Assessment for learning (AfL): Also known as formative assessment, the process of gathering evidence through assessment to inform and support next steps for a students’ teaching and learning

Attainment grouping: the practice of grouping students according to measures of attainment

Baseline assessment: a measurement of a child’s performance conducted within a few weeks of them starting school in Reception, with a focus on literacy and numeracy

Classroom climate: the social, emotional, intellectual and physical environment of a classroom

Cognitive Load Theory: the idea that working memory is limited and that overloading it can have a negative impact on learning, and that instruction should be designed to take this into account

Cognitive science: the study of the human mind, such as the processes of thought, memory, attention and perception

Comparative judgement: an approach to marking where teachers compare two students’ responses to a task and choose which is better, then repeat this process with other pieces of work

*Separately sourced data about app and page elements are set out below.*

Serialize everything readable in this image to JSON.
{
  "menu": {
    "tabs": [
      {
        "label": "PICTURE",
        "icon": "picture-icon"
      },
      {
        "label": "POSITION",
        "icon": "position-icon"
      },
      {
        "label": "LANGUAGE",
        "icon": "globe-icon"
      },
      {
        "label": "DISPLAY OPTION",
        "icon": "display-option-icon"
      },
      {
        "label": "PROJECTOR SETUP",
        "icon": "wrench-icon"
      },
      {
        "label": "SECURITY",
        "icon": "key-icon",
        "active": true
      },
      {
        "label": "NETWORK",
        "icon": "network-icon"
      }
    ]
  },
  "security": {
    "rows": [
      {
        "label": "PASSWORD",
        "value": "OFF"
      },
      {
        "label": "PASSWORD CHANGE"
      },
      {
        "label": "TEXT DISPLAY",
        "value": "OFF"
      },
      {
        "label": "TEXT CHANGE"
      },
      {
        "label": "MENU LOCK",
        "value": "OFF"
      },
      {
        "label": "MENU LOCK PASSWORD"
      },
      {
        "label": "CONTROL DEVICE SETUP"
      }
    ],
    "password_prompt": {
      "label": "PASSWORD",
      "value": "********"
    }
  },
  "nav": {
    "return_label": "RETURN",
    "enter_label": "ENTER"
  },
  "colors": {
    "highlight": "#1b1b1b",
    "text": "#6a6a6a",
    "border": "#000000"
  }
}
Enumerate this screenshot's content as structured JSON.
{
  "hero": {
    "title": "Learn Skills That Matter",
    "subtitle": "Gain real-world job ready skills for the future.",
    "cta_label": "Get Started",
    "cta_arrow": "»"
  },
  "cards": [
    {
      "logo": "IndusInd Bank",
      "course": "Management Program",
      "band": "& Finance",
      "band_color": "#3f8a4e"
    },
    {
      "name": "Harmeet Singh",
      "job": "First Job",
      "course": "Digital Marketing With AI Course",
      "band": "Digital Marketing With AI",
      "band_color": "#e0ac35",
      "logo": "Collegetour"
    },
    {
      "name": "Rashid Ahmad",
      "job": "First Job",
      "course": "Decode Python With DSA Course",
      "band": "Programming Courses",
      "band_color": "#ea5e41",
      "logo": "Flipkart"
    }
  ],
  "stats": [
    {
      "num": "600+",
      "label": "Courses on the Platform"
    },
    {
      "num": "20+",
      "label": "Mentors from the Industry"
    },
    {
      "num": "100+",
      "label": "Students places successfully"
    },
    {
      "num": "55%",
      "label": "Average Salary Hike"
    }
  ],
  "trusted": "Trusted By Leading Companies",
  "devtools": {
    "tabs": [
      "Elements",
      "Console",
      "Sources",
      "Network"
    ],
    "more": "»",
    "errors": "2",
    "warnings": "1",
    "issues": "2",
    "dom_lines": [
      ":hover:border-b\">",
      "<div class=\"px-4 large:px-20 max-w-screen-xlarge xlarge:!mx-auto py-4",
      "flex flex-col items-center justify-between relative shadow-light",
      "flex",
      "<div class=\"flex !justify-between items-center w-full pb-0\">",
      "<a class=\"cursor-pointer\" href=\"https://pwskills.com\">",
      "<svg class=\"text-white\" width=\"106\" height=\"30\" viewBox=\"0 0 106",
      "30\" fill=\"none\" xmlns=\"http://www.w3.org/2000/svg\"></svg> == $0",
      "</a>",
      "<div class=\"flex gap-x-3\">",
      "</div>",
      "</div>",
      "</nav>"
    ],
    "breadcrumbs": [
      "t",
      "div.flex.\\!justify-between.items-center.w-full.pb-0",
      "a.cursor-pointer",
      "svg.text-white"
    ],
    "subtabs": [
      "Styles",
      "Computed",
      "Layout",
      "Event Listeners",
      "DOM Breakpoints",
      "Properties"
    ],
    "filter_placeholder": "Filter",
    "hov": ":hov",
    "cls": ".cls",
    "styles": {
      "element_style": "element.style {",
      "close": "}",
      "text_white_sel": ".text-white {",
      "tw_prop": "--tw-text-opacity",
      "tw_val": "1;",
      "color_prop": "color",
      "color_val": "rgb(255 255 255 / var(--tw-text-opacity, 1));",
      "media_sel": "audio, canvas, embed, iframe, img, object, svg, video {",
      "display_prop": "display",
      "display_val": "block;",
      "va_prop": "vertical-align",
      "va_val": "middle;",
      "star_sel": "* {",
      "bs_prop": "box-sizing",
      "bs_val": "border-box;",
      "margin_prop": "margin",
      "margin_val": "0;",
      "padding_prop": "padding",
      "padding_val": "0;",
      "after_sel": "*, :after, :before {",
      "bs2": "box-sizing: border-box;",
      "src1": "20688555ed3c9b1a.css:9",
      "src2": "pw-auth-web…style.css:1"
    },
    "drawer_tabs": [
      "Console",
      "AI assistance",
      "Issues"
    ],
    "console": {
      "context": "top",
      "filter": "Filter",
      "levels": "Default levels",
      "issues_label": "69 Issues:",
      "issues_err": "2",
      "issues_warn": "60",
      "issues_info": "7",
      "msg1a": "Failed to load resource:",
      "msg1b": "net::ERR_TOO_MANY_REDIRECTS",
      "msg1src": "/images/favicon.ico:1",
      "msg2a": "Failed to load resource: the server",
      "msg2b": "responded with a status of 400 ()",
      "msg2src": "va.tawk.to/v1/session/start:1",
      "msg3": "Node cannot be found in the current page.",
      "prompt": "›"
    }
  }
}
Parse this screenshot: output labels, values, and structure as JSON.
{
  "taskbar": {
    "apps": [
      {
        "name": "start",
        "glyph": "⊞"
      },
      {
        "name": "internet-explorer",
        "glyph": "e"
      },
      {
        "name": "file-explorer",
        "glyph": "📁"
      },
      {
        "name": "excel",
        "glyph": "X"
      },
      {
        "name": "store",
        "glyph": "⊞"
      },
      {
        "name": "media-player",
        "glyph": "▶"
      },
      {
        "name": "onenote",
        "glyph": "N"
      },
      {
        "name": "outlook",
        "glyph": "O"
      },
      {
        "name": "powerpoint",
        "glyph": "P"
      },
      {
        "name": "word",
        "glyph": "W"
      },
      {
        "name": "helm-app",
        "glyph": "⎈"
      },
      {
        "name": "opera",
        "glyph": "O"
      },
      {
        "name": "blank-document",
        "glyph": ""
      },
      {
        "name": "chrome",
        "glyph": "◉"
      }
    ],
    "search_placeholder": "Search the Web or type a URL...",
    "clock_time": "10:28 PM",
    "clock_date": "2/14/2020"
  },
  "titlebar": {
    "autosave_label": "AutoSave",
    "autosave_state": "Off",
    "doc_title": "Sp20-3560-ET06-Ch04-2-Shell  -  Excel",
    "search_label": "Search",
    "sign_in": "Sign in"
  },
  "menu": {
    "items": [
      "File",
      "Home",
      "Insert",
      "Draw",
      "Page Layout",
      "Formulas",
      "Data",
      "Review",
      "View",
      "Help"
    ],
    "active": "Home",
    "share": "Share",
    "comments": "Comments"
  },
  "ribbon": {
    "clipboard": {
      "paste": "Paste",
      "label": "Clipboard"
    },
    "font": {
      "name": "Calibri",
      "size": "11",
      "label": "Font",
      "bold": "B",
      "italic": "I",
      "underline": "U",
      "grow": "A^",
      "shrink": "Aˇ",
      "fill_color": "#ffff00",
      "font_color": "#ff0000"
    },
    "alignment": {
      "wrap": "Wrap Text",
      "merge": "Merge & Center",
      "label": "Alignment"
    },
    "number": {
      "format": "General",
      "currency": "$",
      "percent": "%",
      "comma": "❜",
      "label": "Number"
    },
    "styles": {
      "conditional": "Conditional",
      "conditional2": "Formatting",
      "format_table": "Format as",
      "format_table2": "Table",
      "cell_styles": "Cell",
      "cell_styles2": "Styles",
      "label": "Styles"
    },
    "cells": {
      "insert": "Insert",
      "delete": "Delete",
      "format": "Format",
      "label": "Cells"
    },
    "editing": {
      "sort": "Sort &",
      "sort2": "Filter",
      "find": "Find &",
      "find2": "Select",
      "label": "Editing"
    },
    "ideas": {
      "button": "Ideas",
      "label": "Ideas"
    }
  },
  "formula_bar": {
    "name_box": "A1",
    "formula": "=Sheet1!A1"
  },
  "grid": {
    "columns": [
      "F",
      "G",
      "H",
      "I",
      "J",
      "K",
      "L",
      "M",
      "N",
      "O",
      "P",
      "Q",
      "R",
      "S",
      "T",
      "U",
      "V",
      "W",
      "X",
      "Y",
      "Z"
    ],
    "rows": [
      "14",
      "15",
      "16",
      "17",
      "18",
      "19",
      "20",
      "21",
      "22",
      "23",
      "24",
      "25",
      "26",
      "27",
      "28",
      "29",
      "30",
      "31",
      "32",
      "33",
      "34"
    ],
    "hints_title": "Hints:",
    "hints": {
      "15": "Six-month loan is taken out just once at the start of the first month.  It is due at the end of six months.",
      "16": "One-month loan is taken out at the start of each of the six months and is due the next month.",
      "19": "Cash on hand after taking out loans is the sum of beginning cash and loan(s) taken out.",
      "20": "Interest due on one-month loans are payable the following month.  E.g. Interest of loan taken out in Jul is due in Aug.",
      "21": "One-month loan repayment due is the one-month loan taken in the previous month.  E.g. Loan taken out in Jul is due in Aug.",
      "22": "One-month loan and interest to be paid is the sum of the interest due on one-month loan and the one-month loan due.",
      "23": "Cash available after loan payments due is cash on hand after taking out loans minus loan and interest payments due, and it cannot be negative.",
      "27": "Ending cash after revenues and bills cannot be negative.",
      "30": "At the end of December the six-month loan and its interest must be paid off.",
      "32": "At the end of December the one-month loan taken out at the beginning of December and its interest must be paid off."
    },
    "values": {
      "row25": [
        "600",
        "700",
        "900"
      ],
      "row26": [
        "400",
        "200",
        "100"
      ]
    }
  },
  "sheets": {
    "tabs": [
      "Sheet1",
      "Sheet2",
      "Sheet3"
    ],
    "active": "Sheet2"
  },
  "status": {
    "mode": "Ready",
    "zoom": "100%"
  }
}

DfE: the Department for Education – a ministerial department responsible for children’s services and education in England

Dialogic teaching: the effective use of talk for teaching and learning, involving ongoing talk between teachers and students

Direct instruction: A method of instruction in which concepts or skills are taught using explicit teaching techniques, such as demonstrations or lectures, and are practised until fully understood by each student

Discovery learning: allowing learners to discover key ideas or concepts for themselves

Diversity: the recognition of individual differences in terms of race, ethnicity, gender, sexual orientation, socio-economic status, physical ability, religious beliefs and other differences

Growth mindset: the theory that students’ beliefs about their intelligence can affect motivation and achievement; those with a growth mindset believe that their intelligence can be developed

Inclusion: an approach where a school aims to ensure that all children are educated together, with support for those who require it to access the full curriculum and contribute to and participate in all aspects of school life

Interleaving: an approach to learning where, rather than focusing on one piece of content at a time (known as blocking) then moving on to the next, students alternate between related concepts

ITT: initial teacher training, the period of academic study and time in school leading to Qualified Teacher Status (QTS)

Learning styles: theories relating to the idea that individuals learn best in different ways and teaching should be tailored to their learning styles – these have been widely debunked by research

Left/right brain dominance: the theory that each side of the brain controls different types of thinking – an example of a neuromyth

Mark schemes: criteria used for assessing pieces of work in relation to particular grades

MAT: multi-academy trust – a group of schools working in collaboration, governed by a single set of members and directors

Meta-analysis: a quantitative study design used to systematically assess the results of multiple studies in order to draw conclusions about that body of research

Neuromyths: common misconceptions about the brain

Ofsted: The Office for Standards in Education, Children’s Services and Skills – a non-ministerial department responsible for inspecting and regulating services that care for children and young people, and services providing education and skills

Overlearning: engaging in repeated practice of concepts beyond the point where a learner has already understood the key idea

Peer-reviewed journal: a journal in which research papers are evaluated by experts in the field

PISA: the Programme for International Student Assessment is a worldwide study by the Organisation for Economic Co-operation and Development (OECD), intended to evaluate educational systems by measuring 15-year-old school students’ knowledge and skills

Point of mastery: the point at which a learner has a high level of understanding of a given concept or domain

Pupil Premium: additional funding for publicly funded schools in England to raise the attainment of disadvantaged pupils of all abilities

Reliability: the degree to which the outcome of a particular assessment would be consistent – for example, if it were marked by a different marker or taken again

Scaffolding: progressively introducing students to new concepts to support their learning

SENCO: a special educational needs coordinator – a teacher who is responsible for special educational needs at school

Spacing effect: the benefit to learning of including gaps between study and revision sessions

TAs: teaching assistants – adults that assist teachers in the classroom

TeachMeet: an organised but informal event to bring teachers together and share practice

Threshold concepts: a key concept which, once understood, can transform the student’s perception of the area of study, and without which the student’s learning cannot progress

TIMSS: Trends in International Mathematics and Science Study – a series of international assessments of the mathematics and science knowledge of students around the world

Transfer: the processes of applying learning to new situations

Validity: the degree to which a particular assessment measures what it is intended to measure, and the extent to which proposed interpretations and uses are justified

VLEs: virtual learning environments – online systems that allow teachers to share resources with students via the internet